of those who spoke against his manner of administration. The Armagnacs, or party of the French king, were no better than the Burgundians, and often worse. One military highwayman of their side, a Spanish adventurer named Rodrigo, left his name as a synonym for brutality. Yet, because useful to his party, he was able to marry an illegitimate daughter of the royal House of Bourbon, and became brother-in-law of the Count de Clermont. Another ruffian—samples these!—in the French cause, the Bastard of Vars, hung up on a tree as many as a hundred at a time who could not obtain their release by ransom. Finally, he was hung himself, also, in the midst of what he called the bunches of grapes. Outrages on women reached such a point of brutal baseness, that parents and husbands were forced to witness them. The lawlessness of the mercenaries was such that towns, even of their own party, refused, on the advice of their Bishops also, to admit them. Normandy, particularly, when taken by the English, was infested by brigands as by wolves. The English massacred them without pity (for they were especially hated by the brigands), and offered a reward for their capture or murder, just as is offered for the extermination of wild beasts. It is related, that in one year as many as ten thousand of these outlaws or their harborers were decapitated or hanged. Centuries did not suffice to obliterate the traces of such evils. The open country was
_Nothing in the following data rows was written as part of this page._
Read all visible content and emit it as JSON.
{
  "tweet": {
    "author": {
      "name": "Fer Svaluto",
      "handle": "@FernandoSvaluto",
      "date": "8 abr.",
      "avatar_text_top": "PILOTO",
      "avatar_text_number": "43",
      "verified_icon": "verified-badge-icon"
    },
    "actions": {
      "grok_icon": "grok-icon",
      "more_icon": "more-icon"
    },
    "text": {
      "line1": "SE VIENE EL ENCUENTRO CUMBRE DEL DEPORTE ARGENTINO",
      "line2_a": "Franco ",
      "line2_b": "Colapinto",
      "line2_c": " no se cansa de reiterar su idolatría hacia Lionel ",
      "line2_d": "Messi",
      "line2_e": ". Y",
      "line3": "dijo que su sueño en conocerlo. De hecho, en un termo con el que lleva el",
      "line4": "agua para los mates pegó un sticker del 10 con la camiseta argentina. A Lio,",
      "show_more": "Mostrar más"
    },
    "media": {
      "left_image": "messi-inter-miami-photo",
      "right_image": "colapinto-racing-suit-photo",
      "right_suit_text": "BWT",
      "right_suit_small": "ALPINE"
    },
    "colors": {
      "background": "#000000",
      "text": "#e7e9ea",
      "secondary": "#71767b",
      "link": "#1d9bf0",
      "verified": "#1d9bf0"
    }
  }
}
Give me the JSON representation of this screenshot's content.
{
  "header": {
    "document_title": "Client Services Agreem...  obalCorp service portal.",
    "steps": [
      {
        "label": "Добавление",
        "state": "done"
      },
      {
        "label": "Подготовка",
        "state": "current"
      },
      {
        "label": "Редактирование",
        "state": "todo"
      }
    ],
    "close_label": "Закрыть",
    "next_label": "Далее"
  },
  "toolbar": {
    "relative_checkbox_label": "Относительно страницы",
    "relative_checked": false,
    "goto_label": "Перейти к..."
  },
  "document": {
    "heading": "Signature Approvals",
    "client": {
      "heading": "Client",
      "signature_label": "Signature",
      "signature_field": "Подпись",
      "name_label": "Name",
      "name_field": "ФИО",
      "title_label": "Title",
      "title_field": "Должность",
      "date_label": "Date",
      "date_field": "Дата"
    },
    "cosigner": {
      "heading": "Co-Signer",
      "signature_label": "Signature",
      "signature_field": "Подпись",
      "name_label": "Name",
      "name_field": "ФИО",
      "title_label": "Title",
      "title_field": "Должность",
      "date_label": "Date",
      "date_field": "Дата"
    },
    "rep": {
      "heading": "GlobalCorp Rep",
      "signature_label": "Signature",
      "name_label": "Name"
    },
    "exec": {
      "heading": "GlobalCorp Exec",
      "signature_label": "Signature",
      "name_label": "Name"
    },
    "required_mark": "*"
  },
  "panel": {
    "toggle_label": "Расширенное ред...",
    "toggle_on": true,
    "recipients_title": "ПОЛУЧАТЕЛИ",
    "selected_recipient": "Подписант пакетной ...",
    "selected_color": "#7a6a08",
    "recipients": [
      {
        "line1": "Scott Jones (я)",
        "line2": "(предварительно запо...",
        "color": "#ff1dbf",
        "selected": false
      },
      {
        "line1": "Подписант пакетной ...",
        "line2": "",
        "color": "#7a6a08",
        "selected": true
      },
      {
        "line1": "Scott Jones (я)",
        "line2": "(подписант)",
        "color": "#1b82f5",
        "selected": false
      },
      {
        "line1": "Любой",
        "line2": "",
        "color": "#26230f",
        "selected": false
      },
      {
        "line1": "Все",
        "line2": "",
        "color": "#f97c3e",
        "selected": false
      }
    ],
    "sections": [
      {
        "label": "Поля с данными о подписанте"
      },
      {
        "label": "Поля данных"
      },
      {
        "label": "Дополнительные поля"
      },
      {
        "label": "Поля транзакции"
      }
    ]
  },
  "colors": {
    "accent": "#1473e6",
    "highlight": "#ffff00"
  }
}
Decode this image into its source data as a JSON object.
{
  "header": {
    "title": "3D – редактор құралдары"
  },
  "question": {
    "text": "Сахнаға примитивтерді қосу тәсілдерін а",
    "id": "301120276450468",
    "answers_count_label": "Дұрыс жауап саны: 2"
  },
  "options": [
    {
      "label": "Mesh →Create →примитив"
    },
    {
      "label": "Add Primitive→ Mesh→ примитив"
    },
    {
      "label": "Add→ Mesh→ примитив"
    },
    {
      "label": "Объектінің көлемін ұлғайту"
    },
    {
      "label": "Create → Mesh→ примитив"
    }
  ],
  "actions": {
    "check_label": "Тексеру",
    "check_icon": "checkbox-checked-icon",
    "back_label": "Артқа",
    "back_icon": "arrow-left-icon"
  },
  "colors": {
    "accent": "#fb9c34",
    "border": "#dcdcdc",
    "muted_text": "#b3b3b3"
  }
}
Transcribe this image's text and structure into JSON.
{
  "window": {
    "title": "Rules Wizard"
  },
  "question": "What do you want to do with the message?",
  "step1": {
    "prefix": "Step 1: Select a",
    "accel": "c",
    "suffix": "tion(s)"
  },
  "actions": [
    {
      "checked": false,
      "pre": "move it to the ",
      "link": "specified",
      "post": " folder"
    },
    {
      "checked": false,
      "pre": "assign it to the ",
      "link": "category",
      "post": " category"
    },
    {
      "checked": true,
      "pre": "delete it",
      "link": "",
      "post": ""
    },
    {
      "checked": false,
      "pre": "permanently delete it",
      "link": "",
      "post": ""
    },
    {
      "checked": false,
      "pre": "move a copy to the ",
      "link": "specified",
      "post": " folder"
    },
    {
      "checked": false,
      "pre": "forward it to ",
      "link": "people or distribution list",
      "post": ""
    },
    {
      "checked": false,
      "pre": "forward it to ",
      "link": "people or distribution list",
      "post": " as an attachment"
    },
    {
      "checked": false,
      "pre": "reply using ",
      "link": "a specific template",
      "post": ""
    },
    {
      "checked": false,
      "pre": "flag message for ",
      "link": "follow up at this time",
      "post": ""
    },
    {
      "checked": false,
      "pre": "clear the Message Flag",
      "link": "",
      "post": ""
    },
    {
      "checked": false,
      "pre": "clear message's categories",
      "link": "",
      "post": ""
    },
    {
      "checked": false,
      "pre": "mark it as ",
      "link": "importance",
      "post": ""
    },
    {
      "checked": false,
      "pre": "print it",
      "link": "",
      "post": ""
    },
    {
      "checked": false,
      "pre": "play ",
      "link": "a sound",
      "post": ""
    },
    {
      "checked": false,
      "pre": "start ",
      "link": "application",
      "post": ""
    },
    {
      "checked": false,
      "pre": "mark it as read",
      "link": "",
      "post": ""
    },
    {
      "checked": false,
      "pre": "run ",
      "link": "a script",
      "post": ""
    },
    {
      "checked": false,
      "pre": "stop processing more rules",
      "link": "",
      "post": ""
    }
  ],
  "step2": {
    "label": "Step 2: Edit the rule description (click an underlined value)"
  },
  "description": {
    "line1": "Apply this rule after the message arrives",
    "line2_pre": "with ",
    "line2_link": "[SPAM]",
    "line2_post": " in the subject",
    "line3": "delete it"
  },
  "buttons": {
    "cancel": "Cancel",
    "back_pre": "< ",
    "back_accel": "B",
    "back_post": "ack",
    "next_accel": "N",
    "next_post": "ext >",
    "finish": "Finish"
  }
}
so deserted that wolves entered at night into the streets of Paris. In this capital itself homes were abandoned by thousands. From the Loire to the Seine, says the contemporary Bishop Bassin, from the Seine to the Somme, the peasants were slain or driven away. Lands remained uncultivated year after year. He makes a long and fearful list, not at all complete, of desert provinces. A handful of people remained in towns which had contained several thousands; and the forests gained on the hitherto fertile fields so the saying ran, "The .English brought the woods to France."
Meanwhile the English invaders pushed on their campaign. Montague, Earl of Salisbury, reputed the ablest English commander after Warwick, landed in France in 1428, ravaged the Beauce country and the neighborhood of Orleans, and laid siege to this city. He was killed however; and the command devolved on the Earl of Suffolk. To deepen the hopelessness of the French cause, an English convoy of supplies, chiefly herrings, it appears, because of Lent, defeated at Rouvray, on February 12th, 1429, a French army thrice its size, and with the advantage of choosing its own position. Then it was that the despairing Dauphin thought of abandoning the contest, and of fleeing even beyond the borders of France. North of the Loire, nothing remained to him but the fortress of Mont-Saint-Michel in Normandy and the devoted city of Tourney. In this dark hour Joan
of Arc took the field. Her prophetic announcement of the disaster of Rouvray on the day on which it occurred finally decided the captain of Vaucouleurs to accept her story and her mission; so he gave her armor and a guard, and sent her, "come what may," to the Dauphin at Chinon.